On Tuesday, Delhi registered 99 deaths, same as Monday — the highest since 12 November when daily deaths touched a record high of 104.
Delhi has registered over 1,000 deaths in November alone. In the last week, the national capital recorded 730 deaths. Between 9-16 November, Delhi recorded 77 deaths on 9 November, 83 on 10 November, 85 on 11 November, 104 on 12 November, 91 on 13 November, 96 on 14 November, 95 on 15 November and 99 on 16 November.
“If deaths continue to rise like this, we will soon face a shortage. We have space for only 60 more bodies here,” said Shameem.
At the cemetery Tuesday afternoon, Shameem and his lone helper were waiting for a Covid dead body to arrive.

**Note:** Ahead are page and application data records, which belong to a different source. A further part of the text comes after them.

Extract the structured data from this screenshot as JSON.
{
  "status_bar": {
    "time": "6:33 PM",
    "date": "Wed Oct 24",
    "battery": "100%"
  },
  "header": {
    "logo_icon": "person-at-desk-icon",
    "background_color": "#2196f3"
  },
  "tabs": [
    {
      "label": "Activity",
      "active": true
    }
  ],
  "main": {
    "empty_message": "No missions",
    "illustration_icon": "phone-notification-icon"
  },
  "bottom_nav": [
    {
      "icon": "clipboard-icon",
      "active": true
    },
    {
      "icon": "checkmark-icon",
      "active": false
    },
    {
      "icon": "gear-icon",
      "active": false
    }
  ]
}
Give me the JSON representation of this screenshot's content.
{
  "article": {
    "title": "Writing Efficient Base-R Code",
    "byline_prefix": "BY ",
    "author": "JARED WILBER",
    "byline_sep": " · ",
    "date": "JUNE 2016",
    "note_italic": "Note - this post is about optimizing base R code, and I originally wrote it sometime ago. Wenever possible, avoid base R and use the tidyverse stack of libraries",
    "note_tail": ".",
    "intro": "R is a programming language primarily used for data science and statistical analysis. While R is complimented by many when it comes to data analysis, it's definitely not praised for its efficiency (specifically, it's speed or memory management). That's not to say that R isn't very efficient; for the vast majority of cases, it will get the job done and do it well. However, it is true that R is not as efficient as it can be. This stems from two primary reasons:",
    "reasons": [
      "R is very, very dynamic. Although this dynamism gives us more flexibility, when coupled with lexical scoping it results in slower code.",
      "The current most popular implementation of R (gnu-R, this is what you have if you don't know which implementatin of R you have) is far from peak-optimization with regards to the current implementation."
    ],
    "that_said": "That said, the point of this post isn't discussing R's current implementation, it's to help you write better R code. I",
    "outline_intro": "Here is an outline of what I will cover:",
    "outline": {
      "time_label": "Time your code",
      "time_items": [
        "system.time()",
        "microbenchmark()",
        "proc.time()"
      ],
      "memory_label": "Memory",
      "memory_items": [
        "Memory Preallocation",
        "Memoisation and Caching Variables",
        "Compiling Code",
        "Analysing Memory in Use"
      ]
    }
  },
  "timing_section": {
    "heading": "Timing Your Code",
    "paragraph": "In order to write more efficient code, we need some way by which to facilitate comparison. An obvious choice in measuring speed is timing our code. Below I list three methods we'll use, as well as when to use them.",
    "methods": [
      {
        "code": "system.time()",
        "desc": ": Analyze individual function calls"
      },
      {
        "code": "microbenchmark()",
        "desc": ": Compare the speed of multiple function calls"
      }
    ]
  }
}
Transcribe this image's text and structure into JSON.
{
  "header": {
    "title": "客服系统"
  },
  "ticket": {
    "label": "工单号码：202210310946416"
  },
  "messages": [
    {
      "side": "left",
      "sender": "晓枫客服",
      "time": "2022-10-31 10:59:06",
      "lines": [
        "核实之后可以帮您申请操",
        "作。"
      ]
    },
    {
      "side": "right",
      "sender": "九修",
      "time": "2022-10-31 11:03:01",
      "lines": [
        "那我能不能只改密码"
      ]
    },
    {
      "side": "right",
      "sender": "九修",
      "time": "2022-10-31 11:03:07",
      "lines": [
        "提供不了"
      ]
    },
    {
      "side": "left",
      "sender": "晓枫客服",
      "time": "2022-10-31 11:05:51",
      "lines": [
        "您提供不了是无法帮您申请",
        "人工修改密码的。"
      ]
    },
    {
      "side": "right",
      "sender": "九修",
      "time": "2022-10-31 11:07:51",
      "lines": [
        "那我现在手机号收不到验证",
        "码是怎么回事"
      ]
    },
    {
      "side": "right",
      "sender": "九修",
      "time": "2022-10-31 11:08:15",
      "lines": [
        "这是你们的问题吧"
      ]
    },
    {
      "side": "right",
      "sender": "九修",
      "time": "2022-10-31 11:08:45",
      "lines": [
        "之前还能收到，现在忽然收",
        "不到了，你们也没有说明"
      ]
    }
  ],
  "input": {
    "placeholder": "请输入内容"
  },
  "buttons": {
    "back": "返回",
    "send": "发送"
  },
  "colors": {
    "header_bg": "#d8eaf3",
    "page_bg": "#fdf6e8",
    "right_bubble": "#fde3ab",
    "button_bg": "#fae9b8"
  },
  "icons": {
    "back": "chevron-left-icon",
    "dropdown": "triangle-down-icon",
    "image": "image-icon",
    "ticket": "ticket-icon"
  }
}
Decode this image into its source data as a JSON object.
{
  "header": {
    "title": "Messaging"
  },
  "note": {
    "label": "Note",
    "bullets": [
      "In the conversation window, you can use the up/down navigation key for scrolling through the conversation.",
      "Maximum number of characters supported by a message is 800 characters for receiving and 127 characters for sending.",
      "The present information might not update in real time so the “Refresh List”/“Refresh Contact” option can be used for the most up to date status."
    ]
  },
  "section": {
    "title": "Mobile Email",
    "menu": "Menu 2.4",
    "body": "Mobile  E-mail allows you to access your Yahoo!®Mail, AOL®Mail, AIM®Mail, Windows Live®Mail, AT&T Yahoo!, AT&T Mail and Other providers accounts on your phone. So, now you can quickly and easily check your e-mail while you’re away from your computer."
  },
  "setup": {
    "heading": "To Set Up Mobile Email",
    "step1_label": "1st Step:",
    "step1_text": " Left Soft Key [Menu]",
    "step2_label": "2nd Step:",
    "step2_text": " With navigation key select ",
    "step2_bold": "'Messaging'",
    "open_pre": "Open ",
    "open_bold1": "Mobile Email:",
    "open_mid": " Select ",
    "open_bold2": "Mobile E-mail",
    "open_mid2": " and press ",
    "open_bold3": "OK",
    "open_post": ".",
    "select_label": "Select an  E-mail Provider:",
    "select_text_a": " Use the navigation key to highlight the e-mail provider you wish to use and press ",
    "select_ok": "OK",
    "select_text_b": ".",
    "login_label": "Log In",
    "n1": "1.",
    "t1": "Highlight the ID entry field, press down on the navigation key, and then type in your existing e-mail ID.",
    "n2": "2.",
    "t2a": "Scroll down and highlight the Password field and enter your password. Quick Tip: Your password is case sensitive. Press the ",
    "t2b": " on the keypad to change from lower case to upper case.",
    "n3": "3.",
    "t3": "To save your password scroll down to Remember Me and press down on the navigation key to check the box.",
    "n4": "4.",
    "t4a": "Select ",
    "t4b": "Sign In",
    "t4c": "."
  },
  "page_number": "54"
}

“Yesterday (Monday), we did not get any bodies as it was a holiday. But over the last week we have been getting 2-3 bodies a day,” said Shameem. “We have already buried over 700 bodies here. If we continue to get 2-3 bodies a day, we will soon run out of space,” he added.
‘Bulk of the bodies come to the cemetery’
According to the Delhi Minority Commission’s 2017 report on graveyards in the city, the Jadid Qabristan Ahle Islam Cemetery is the largest cemetery in the national capital.
Besides this cemetery, there are three other graveyards in the city where burials of Covid victims have been allowed, but none of them are even a fraction of the size of the Jadid cemetery.
The three other graveyards are Muslim Qabristan in Mangolpuri (two acres), Buland Masjid Muslim Qabristan in Shastri Park (one acre) and Mulla Colony Muslim Qabristan near Kondli (2.4 acres).
In the beginning of the pandemic, the Jadid cemetery was divided into two sections — one for Covid and another for non-Covid burials.
“Of the 45 acres, we were initially given 1.6 acres for Covid burials,” said Shameem. “Since then, land has been allotted for Covid burials an additional three times and yet space is running out,” he added.
The Delhi Waqf Board, which oversees the functioning of the cemetery, has already allotted land in three installments in the course of the pandemic to make space for increasing Covid burials.
“We were first given 1.6 acres, and then we got three installments of an acre each. The last allotment was in October and even this is running out now…,” he added.
Shameem said the bulk of the bodies comes to the cemetery for burial because of its size.
“The other cemeteries are not even half the size of our cemetery, which is why most bodies are directed here. Some bodies get diverted to other cemeteries, but most come here,” he added.
‘No response from govt yet’
While the upkeep of the cemetery is handled by the Delhi Waqf Board, it falls under the jurisdiction of North Delhi Municipal Corporation (NDMC), which is run by the BJP.
The NDMC has reached out to both the Delhi Waqf Board and the AAP government, requesting for more land allotment for Covid burials, but hasn’t got any response yet.
“We had written a letter to both the Delhi Waqf Board as well as the Delhi government before Diwali about the space shortage here. But we haven’t got any response yet. Delhi is seeing an average of 100 deaths a day since the last week, a decision needs to be taken on where all these bodies will go” said Jai Prakash, mayor, NDMC.
When ThePrint asked AAP MLA and waqf board member Amanatullah Khan about how the board plans to manage the shrinking space of the cemetery for burials, he said: “We hope it doesn’t come to that.”
ThePrint reached the Delhi government’s Director General of Health Services Dr Nutan Mundeja and Principal Secretary, Health, Vikram Dev Dutt through phone calls and email, but received no response till the time of publication of this report.